Author Hilary Levey Friedman will speak Oct. 29 at 7 p.m. as part of URI’s ‘Long Rhode to the Vote’ series. (photo courtesy Hilary Levey Friedman)

KINGSTON, R.I. – Oct. 22, 2020 – Founded in 1921 and featuring contestants wearing sashes inspired by the suffrage movement, the Miss America pageant has a complicated history. In fact, America’s first beauty contest began just a year after the ratification of the 19th Amendment to the United States Constitution, which granted women the right to vote.

On, Thursday, Oct. 29, Hilary Levey Friedman, author of Here She Is: The Complicated Reign of the Beauty Pageant in America, will explore the history of the suffrage sash and how it influenced the Miss America Pageant in a free, virtual lecture entitled, Suffrage and Sashes: American Pageantry and the Feminist Movement. Friedman, who teaches at Brown University and is president of the Rhode Island chapter of the National Organization for Women, appears at 7 p.m. as part of URI’s Long Rhode to the Vote: Suffrage Centennial Lecture Series.

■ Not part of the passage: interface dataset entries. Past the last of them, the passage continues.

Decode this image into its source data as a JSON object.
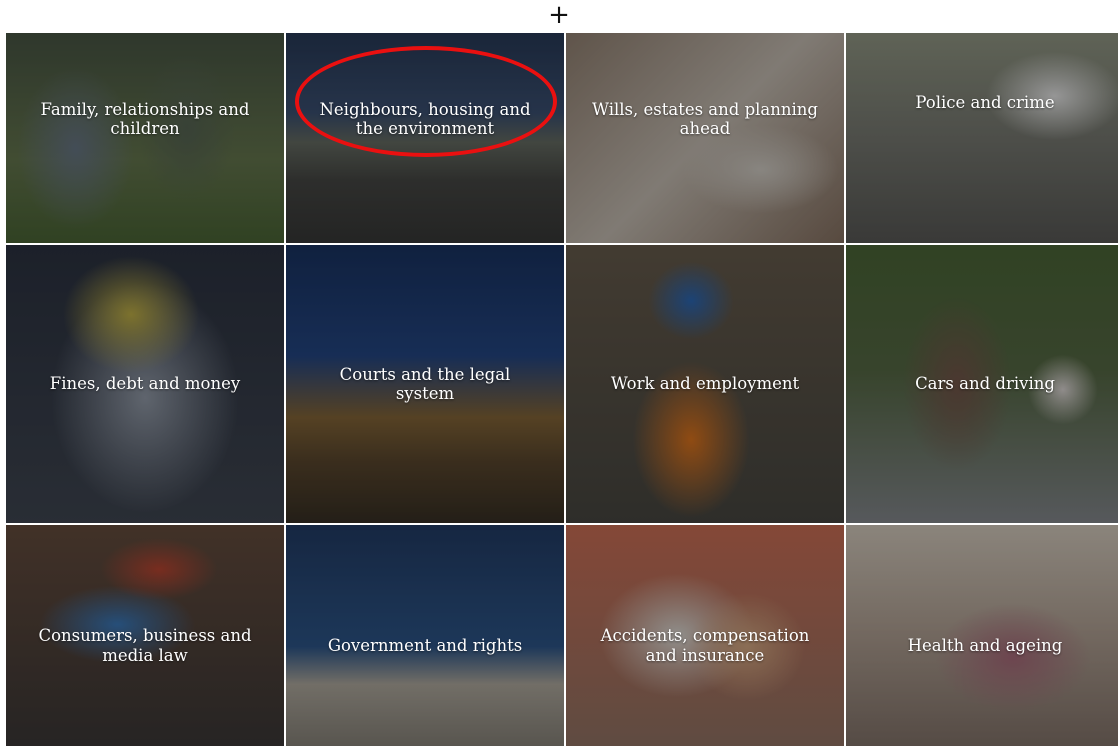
{
  "header": {
    "add_symbol": "+"
  },
  "categories": [
    {
      "label": "Family, relationships and children"
    },
    {
      "label": "Neighbours, housing and the environment"
    },
    {
      "label": "Wills, estates and planning ahead"
    },
    {
      "label": "Police and crime"
    },
    {
      "label": "Fines, debt and money"
    },
    {
      "label": "Courts and the legal system"
    },
    {
      "label": "Work and employment"
    },
    {
      "label": "Cars and driving"
    },
    {
      "label": "Consumers, business and media law"
    },
    {
      "label": "Government and rights"
    },
    {
      "label": "Accidents, compensation and insurance"
    },
    {
      "label": "Health and ageing"
    }
  ],
  "colors": {
    "annotation": "#ea1010",
    "label_text": "#ffffff"
  }
}
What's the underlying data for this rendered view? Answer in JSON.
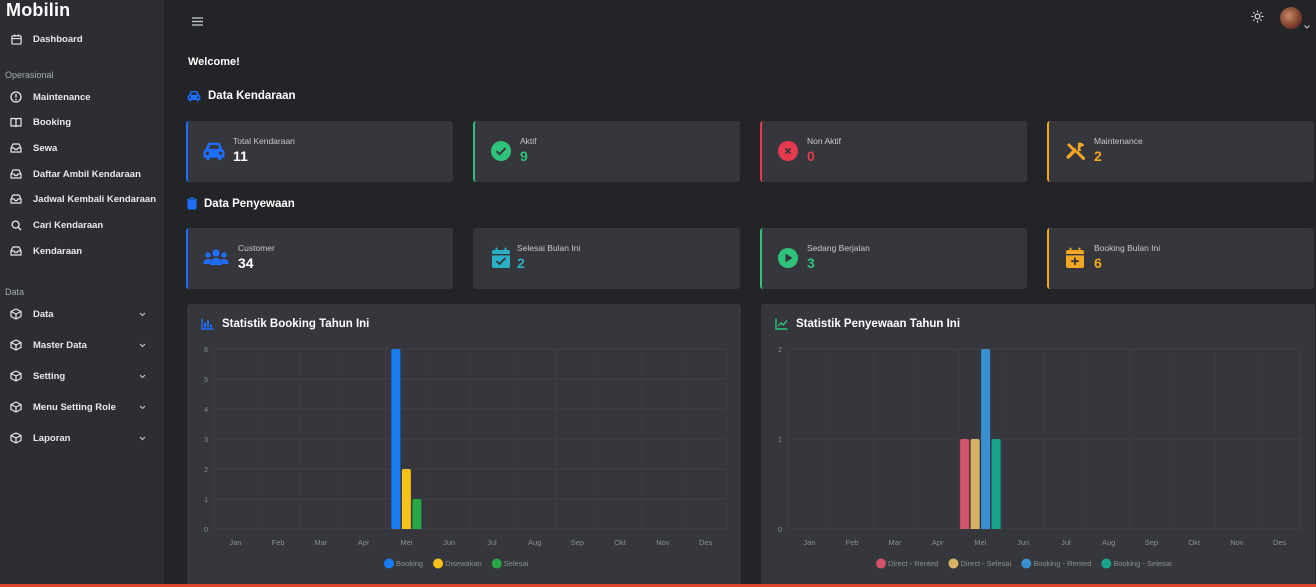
{
  "app": {
    "brand": "Mobilin"
  },
  "sidebar": {
    "dashboard": {
      "label": "Dashboard",
      "icon": "calendar-icon"
    },
    "sections": [
      {
        "header": "Operasional"
      },
      {
        "header": "Data"
      }
    ],
    "operasional": [
      {
        "label": "Maintenance",
        "icon": "info-circle-icon"
      },
      {
        "label": "Booking",
        "icon": "book-icon"
      },
      {
        "label": "Sewa",
        "icon": "inbox-icon"
      },
      {
        "label": "Daftar Ambil Kendaraan",
        "icon": "inbox-icon"
      },
      {
        "label": "Jadwal Kembali Kendaraan",
        "icon": "inbox-icon"
      },
      {
        "label": "Cari Kendaraan",
        "icon": "search-icon"
      },
      {
        "label": "Kendaraan",
        "icon": "inbox-icon"
      }
    ],
    "data": [
      {
        "label": "Data",
        "icon": "cube-icon"
      },
      {
        "label": "Master Data",
        "icon": "cube-icon"
      },
      {
        "label": "Setting",
        "icon": "cube-icon"
      },
      {
        "label": "Menu Setting Role",
        "icon": "cube-icon"
      },
      {
        "label": "Laporan",
        "icon": "cube-icon"
      }
    ]
  },
  "main": {
    "welcome": "Welcome!",
    "kendaraan_title": "Data Kendaraan",
    "kendaraan_cards": [
      {
        "label": "Total Kendaraan",
        "value": "11",
        "color": "#1f6fff",
        "icon": "car-icon"
      },
      {
        "label": "Aktif",
        "value": "9",
        "color": "#2fc27a",
        "icon": "check-circle-icon"
      },
      {
        "label": "Non Aktif",
        "value": "0",
        "color": "#e53950",
        "icon": "x-circle-icon"
      },
      {
        "label": "Maintenance",
        "value": "2",
        "color": "#f5a623",
        "icon": "tools-icon"
      }
    ],
    "penyewaan_title": "Data Penyewaan",
    "penyewaan_cards": [
      {
        "label": "Customer",
        "value": "34",
        "color": "#1f6fff",
        "icon": "users-icon"
      },
      {
        "label": "Selesai Bulan Ini",
        "value": "2",
        "color": "#2ab0c5",
        "icon": "calendar-check-icon"
      },
      {
        "label": "Sedang Berjalan",
        "value": "3",
        "color": "#2fc27a",
        "icon": "play-circle-icon"
      },
      {
        "label": "Booking Bulan Ini",
        "value": "6",
        "color": "#f5a623",
        "icon": "calendar-plus-icon"
      }
    ]
  },
  "chart_data": [
    {
      "type": "bar",
      "title": "Statistik Booking Tahun Ini",
      "categories": [
        "Jan",
        "Feb",
        "Mar",
        "Apr",
        "Mei",
        "Jun",
        "Jul",
        "Aug",
        "Sep",
        "Okt",
        "Nov",
        "Des"
      ],
      "ylim": [
        0,
        6
      ],
      "yticks": [
        "0",
        "1",
        "2",
        "3",
        "4",
        "5",
        "6"
      ],
      "grid": true,
      "legend": "bottom",
      "series": [
        {
          "name": "Booking",
          "color": "#1a7cf5",
          "values": [
            0,
            0,
            0,
            0,
            6,
            0,
            0,
            0,
            0,
            0,
            0,
            0
          ]
        },
        {
          "name": "Disewakan",
          "color": "#f6c21a",
          "values": [
            0,
            0,
            0,
            0,
            2,
            0,
            0,
            0,
            0,
            0,
            0,
            0
          ]
        },
        {
          "name": "Selesai",
          "color": "#28a745",
          "values": [
            0,
            0,
            0,
            0,
            1,
            0,
            0,
            0,
            0,
            0,
            0,
            0
          ]
        }
      ]
    },
    {
      "type": "bar",
      "title": "Statistik Penyewaan Tahun Ini",
      "categories": [
        "Jan",
        "Feb",
        "Mar",
        "Apr",
        "Mei",
        "Jun",
        "Jul",
        "Aug",
        "Sep",
        "Okt",
        "Nov",
        "Des"
      ],
      "ylim": [
        0,
        2
      ],
      "yticks": [
        "0",
        "1",
        "2"
      ],
      "grid": true,
      "legend": "bottom",
      "series": [
        {
          "name": "Direct - Rented",
          "color": "#d4536b",
          "values": [
            0,
            0,
            0,
            0,
            1,
            0,
            0,
            0,
            0,
            0,
            0,
            0
          ]
        },
        {
          "name": "Direct - Selesai",
          "color": "#d9b365",
          "values": [
            0,
            0,
            0,
            0,
            1,
            0,
            0,
            0,
            0,
            0,
            0,
            0
          ]
        },
        {
          "name": "Booking - Rented",
          "color": "#3a8fd0",
          "values": [
            0,
            0,
            0,
            0,
            2,
            0,
            0,
            0,
            0,
            0,
            0,
            0
          ]
        },
        {
          "name": "Booking - Selesai",
          "color": "#16a58a",
          "values": [
            0,
            0,
            0,
            0,
            1,
            0,
            0,
            0,
            0,
            0,
            0,
            0
          ]
        }
      ]
    }
  ]
}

“It is uncomfortable to recognize that shortly after women got the right to vote, an enduring national ritual developed that silenced women and reduced them to their appearance — even if at the time, a woman presenting her body to be judged in public, especially in a swimsuit, was quite unconventional,” said Friedman, in a recent New York Times Op-ed. Friedman’s mother, Pamela Eldred, a former Miss Michigan, was crowned Miss America in 1970.

The series is sponsored by the URI Center for the Humanities, the program in Gender and Women’s Studies, URI’s College of Arts and Sciences, the Honors Program, the Women’s Leadership Council and the Suffrage Centennial Committee. It marks two monumental events in American history: the 100th anniversary of the 19th Amendment and the 150th anniversary of the 15th Amendment that at least nominally enfranchised African American men.

Most recently, the series hosted Johns Hopkins University Professor Martha S. Jones who spoke on race and suffrage. Her lecture How Black Women Broke Barriers, Won the Vote, and Insisted on Equality for All discussed some of the hurdles that still remain for Black women and many others who wish to exercise their right to vote.

For more information on upcoming lectures, to view past lectures, or to register for Suffrage and Sashes: American Pageantry and the Feminist Movement, visit: uri.edu/suffrage.